= YOUR INSTRUCTIONS =
Drop the images. Copy every line below character for character.

= DATA PROVIDED =

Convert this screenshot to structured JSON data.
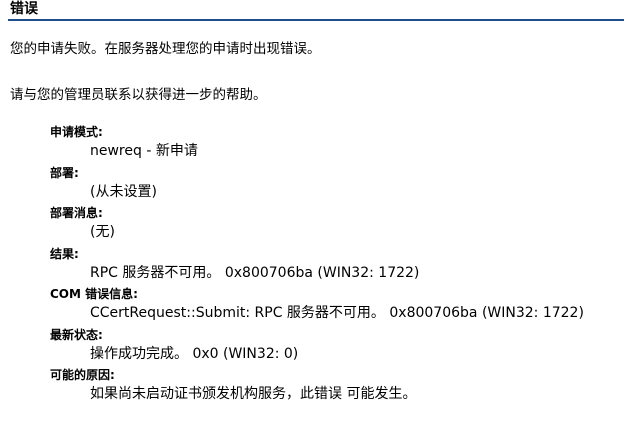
{
  "header": {
    "title": "错误"
  },
  "message": {
    "line1": "您的申请失败。在服务器处理您的申请时出现错误。",
    "line2": "请与您的管理员联系以获得进一步的帮助。"
  },
  "details": [
    {
      "label": "申请模式:",
      "value": "newreq - 新申请"
    },
    {
      "label": "部署:",
      "value": "(从未设置)"
    },
    {
      "label": "部署消息:",
      "value": "(无)"
    },
    {
      "label": "结果:",
      "value": "RPC 服务器不可用。 0x800706ba (WIN32: 1722)"
    },
    {
      "label": "COM 错误信息:",
      "value": "CCertRequest::Submit: RPC 服务器不可用。 0x800706ba (WIN32: 1722)"
    },
    {
      "label": "最新状态:",
      "value": "操作成功完成。 0x0 (WIN32: 0)"
    },
    {
      "label": "可能的原因:",
      "value": "如果尚未启动证书颁发机构服务，此错误 可能发生。"
    }
  ]
}
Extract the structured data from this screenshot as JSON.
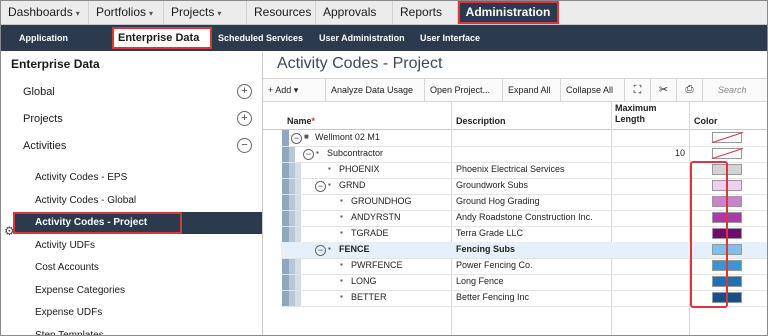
{
  "topnav": [
    {
      "label": "Dashboards",
      "caret": true
    },
    {
      "label": "Portfolios",
      "caret": true
    },
    {
      "label": "Projects",
      "caret": true
    },
    {
      "label": "Resources",
      "caret": false
    },
    {
      "label": "Approvals",
      "caret": false
    },
    {
      "label": "Reports",
      "caret": false
    },
    {
      "label": "Administration",
      "caret": false,
      "active": true
    }
  ],
  "subnav": [
    {
      "label": "Application Settings"
    },
    {
      "label": "Enterprise Data",
      "active": true
    },
    {
      "label": "Scheduled Services"
    },
    {
      "label": "User Administration"
    },
    {
      "label": "User Interface Views"
    }
  ],
  "left": {
    "title": "Enterprise Data",
    "sections": [
      {
        "label": "Global",
        "icon": "plus-circle-icon",
        "symbol": "+"
      },
      {
        "label": "Projects",
        "icon": "plus-circle-icon",
        "symbol": "+"
      },
      {
        "label": "Activities",
        "icon": "minus-circle-icon",
        "symbol": "−"
      }
    ],
    "items": [
      "Activity Codes - EPS",
      "Activity Codes - Global",
      "Activity Codes - Project",
      "Activity UDFs",
      "Cost Accounts",
      "Expense Categories",
      "Expense UDFs",
      "Step Templates"
    ],
    "selected_index": 2
  },
  "page_title": "Activity Codes - Project",
  "toolbar": {
    "add": "+ Add ▾",
    "analyze": "Analyze Data Usage",
    "open_project": "Open Project...",
    "expand": "Expand All",
    "collapse": "Collapse All",
    "fit_icon": "expand-arrows-icon",
    "tools_icon": "tools-icon",
    "print_icon": "print-icon",
    "search_placeholder": "Search"
  },
  "columns": {
    "name": "Name",
    "required_mark": "*",
    "description": "Description",
    "max_length": "Maximum\nLength",
    "color": "Color"
  },
  "rows": [
    {
      "level": 0,
      "toggle": "−",
      "icon": "folder-icon",
      "name": "Wellmont 02 M1",
      "description": "",
      "max_length": "",
      "color": "none",
      "bold": false
    },
    {
      "level": 1,
      "toggle": "−",
      "icon": "code-type-icon",
      "name": "Subcontractor",
      "description": "",
      "max_length": "10",
      "color": "none",
      "bold": false
    },
    {
      "level": 2,
      "toggle": "",
      "icon": "code-value-icon",
      "name": "PHOENIX",
      "description": "Phoenix Electrical Services",
      "max_length": "",
      "color": "#d3d3d3",
      "bold": false
    },
    {
      "level": 2,
      "toggle": "−",
      "icon": "code-value-icon",
      "name": "GRND",
      "description": "Groundwork Subs",
      "max_length": "",
      "color": "#ecd0ec",
      "bold": false
    },
    {
      "level": 3,
      "toggle": "",
      "icon": "code-value-icon",
      "name": "GROUNDHOG",
      "description": "Ground Hog Grading",
      "max_length": "",
      "color": "#c884c8",
      "bold": false
    },
    {
      "level": 3,
      "toggle": "",
      "icon": "code-value-icon",
      "name": "ANDYRSTN",
      "description": "Andy Roadstone Construction Inc.",
      "max_length": "",
      "color": "#a63ca6",
      "bold": false
    },
    {
      "level": 3,
      "toggle": "",
      "icon": "code-value-icon",
      "name": "TGRADE",
      "description": "Terra Grade LLC",
      "max_length": "",
      "color": "#6a0f6a",
      "bold": false
    },
    {
      "level": 2,
      "toggle": "−",
      "icon": "code-value-icon",
      "name": "FENCE",
      "description": "Fencing Subs",
      "max_length": "",
      "color": "#7fbfe8",
      "bold": true
    },
    {
      "level": 3,
      "toggle": "",
      "icon": "code-value-icon",
      "name": "PWRFENCE",
      "description": "Power Fencing Co.",
      "max_length": "",
      "color": "#3f93cf",
      "bold": false
    },
    {
      "level": 3,
      "toggle": "",
      "icon": "code-value-icon",
      "name": "LONG",
      "description": "Long Fence",
      "max_length": "",
      "color": "#2170b0",
      "bold": false
    },
    {
      "level": 3,
      "toggle": "",
      "icon": "code-value-icon",
      "name": "BETTER",
      "description": "Better Fencing Inc",
      "max_length": "",
      "color": "#1a4e86",
      "bold": false
    }
  ],
  "gear_icon": "gear-icon"
}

= RESPONSE TO THE EXERCISE =
Convert this screenshot to structured JSON data.
{
  "header": {
    "title": "错误"
  },
  "message": {
    "line1": "您的申请失败。在服务器处理您的申请时出现错误。",
    "line2": "请与您的管理员联系以获得进一步的帮助。"
  },
  "details": [
    {
      "label": "申请模式:",
      "value": "newreq - 新申请"
    },
    {
      "label": "部署:",
      "value": "(从未设置)"
    },
    {
      "label": "部署消息:",
      "value": "(无)"
    },
    {
      "label": "结果:",
      "value": "RPC 服务器不可用。 0x800706ba (WIN32: 1722)"
    },
    {
      "label": "COM 错误信息:",
      "value": "CCertRequest::Submit: RPC 服务器不可用。 0x800706ba (WIN32: 1722)"
    },
    {
      "label": "最新状态:",
      "value": "操作成功完成。 0x0 (WIN32: 0)"
    },
    {
      "label": "可能的原因:",
      "value": "如果尚未启动证书颁发机构服务，此错误 可能发生。"
    }
  ]
}
Extract the structured data from this screenshot as JSON.
{
  "topnav": [
    {
      "label": "Dashboards",
      "caret": true
    },
    {
      "label": "Portfolios",
      "caret": true
    },
    {
      "label": "Projects",
      "caret": true
    },
    {
      "label": "Resources",
      "caret": false
    },
    {
      "label": "Approvals",
      "caret": false
    },
    {
      "label": "Reports",
      "caret": false
    },
    {
      "label": "Administration",
      "caret": false,
      "active": true
    }
  ],
  "subnav": [
    {
      "label": "Application Settings"
    },
    {
      "label": "Enterprise Data",
      "active": true
    },
    {
      "label": "Scheduled Services"
    },
    {
      "label": "User Administration"
    },
    {
      "label": "User Interface Views"
    }
  ],
  "left": {
    "title": "Enterprise Data",
    "sections": [
      {
        "label": "Global",
        "icon": "plus-circle-icon",
        "symbol": "+"
      },
      {
        "label": "Projects",
        "icon": "plus-circle-icon",
        "symbol": "+"
      },
      {
        "label": "Activities",
        "icon": "minus-circle-icon",
        "symbol": "−"
      }
    ],
    "items": [
      "Activity Codes - EPS",
      "Activity Codes - Global",
      "Activity Codes - Project",
      "Activity UDFs",
      "Cost Accounts",
      "Expense Categories",
      "Expense UDFs",
      "Step Templates"
    ],
    "selected_index": 2
  },
  "page_title": "Activity Codes - Project",
  "toolbar": {
    "add": "+ Add ▾",
    "analyze": "Analyze Data Usage",
    "open_project": "Open Project...",
    "expand": "Expand All",
    "collapse": "Collapse All",
    "fit_icon": "expand-arrows-icon",
    "tools_icon": "tools-icon",
    "print_icon": "print-icon",
    "search_placeholder": "Search"
  },
  "columns": {
    "name": "Name",
    "required_mark": "*",
    "description": "Description",
    "max_length": "Maximum\nLength",
    "color": "Color"
  },
  "rows": [
    {
      "level": 0,
      "toggle": "−",
      "icon": "folder-icon",
      "name": "Wellmont 02 M1",
      "description": "",
      "max_length": "",
      "color": "none",
      "bold": false
    },
    {
      "level": 1,
      "toggle": "−",
      "icon": "code-type-icon",
      "name": "Subcontractor",
      "description": "",
      "max_length": "10",
      "color": "none",
      "bold": false
    },
    {
      "level": 2,
      "toggle": "",
      "icon": "code-value-icon",
      "name": "PHOENIX",
      "description": "Phoenix Electrical Services",
      "max_length": "",
      "color": "#d3d3d3",
      "bold": false
    },
    {
      "level": 2,
      "toggle": "−",
      "icon": "code-value-icon",
      "name": "GRND",
      "description": "Groundwork Subs",
      "max_length": "",
      "color": "#ecd0ec",
      "bold": false
    },
    {
      "level": 3,
      "toggle": "",
      "icon": "code-value-icon",
      "name": "GROUNDHOG",
      "description": "Ground Hog Grading",
      "max_length": "",
      "color": "#c884c8",
      "bold": false
    },
    {
      "level": 3,
      "toggle": "",
      "icon": "code-value-icon",
      "name": "ANDYRSTN",
      "description": "Andy Roadstone Construction Inc.",
      "max_length": "",
      "color": "#a63ca6",
      "bold": false
    },
    {
      "level": 3,
      "toggle": "",
      "icon": "code-value-icon",
      "name": "TGRADE",
      "description": "Terra Grade LLC",
      "max_length": "",
      "color": "#6a0f6a",
      "bold": false
    },
    {
      "level": 2,
      "toggle": "−",
      "icon": "code-value-icon",
      "name": "FENCE",
      "description": "Fencing Subs",
      "max_length": "",
      "color": "#7fbfe8",
      "bold": true
    },
    {
      "level": 3,
      "toggle": "",
      "icon": "code-value-icon",
      "name": "PWRFENCE",
      "description": "Power Fencing Co.",
      "max_length": "",
      "color": "#3f93cf",
      "bold": false
    },
    {
      "level": 3,
      "toggle": "",
      "icon": "code-value-icon",
      "name": "LONG",
      "description": "Long Fence",
      "max_length": "",
      "color": "#2170b0",
      "bold": false
    },
    {
      "level": 3,
      "toggle": "",
      "icon": "code-value-icon",
      "name": "BETTER",
      "description": "Better Fencing Inc",
      "max_length": "",
      "color": "#1a4e86",
      "bold": false
    }
  ],
  "gear_icon": "gear-icon"
}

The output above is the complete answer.